DATASET EXCERPTS:
----------------------------------------
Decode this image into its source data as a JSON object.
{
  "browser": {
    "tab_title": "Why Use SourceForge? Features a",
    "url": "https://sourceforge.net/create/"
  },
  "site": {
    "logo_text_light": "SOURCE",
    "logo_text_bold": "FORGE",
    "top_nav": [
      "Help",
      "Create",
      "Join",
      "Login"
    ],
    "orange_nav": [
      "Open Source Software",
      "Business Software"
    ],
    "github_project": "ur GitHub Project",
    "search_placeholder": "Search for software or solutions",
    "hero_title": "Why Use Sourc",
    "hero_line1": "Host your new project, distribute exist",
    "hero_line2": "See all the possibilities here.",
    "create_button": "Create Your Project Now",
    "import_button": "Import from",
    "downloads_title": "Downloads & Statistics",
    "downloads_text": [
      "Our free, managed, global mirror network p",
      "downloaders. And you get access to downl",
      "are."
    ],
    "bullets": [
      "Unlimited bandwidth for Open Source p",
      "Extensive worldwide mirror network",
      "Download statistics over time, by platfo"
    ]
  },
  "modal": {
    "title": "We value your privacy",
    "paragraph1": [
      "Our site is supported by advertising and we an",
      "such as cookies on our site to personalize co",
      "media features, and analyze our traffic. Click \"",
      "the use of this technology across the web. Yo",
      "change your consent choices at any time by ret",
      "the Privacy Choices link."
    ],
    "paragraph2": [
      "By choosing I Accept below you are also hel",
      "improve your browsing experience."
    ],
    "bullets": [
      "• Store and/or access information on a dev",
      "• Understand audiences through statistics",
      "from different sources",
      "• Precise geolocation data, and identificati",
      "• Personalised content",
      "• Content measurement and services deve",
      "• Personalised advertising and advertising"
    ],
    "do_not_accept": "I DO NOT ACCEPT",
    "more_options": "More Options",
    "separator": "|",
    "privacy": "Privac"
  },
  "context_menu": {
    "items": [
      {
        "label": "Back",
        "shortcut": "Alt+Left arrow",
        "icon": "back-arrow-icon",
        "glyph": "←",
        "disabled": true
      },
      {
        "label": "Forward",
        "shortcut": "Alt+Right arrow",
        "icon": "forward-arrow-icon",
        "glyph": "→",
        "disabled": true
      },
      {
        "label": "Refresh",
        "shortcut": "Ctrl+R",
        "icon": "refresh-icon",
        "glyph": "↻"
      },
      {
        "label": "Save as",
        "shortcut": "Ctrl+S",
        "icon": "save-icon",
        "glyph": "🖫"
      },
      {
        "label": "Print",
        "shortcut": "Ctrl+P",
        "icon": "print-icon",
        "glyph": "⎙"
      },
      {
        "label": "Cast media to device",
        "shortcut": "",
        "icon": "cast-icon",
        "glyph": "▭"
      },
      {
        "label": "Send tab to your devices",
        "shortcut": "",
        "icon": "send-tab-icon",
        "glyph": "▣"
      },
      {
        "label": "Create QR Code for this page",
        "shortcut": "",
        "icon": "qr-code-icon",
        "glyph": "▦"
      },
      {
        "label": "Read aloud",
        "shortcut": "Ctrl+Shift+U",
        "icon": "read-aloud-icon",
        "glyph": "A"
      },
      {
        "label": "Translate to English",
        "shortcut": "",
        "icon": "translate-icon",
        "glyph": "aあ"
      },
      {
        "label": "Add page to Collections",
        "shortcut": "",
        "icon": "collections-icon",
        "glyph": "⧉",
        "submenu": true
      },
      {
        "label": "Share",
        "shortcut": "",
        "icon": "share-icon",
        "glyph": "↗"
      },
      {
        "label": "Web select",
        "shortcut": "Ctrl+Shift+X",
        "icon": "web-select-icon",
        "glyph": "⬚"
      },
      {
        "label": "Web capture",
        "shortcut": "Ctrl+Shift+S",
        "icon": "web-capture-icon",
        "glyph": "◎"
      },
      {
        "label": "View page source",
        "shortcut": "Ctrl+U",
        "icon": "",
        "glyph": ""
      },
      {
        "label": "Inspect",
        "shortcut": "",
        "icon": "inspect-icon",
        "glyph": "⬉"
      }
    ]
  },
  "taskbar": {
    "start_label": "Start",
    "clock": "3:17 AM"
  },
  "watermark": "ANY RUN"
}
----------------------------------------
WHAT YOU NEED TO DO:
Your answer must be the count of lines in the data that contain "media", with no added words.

REPLY TO THE TASK:
2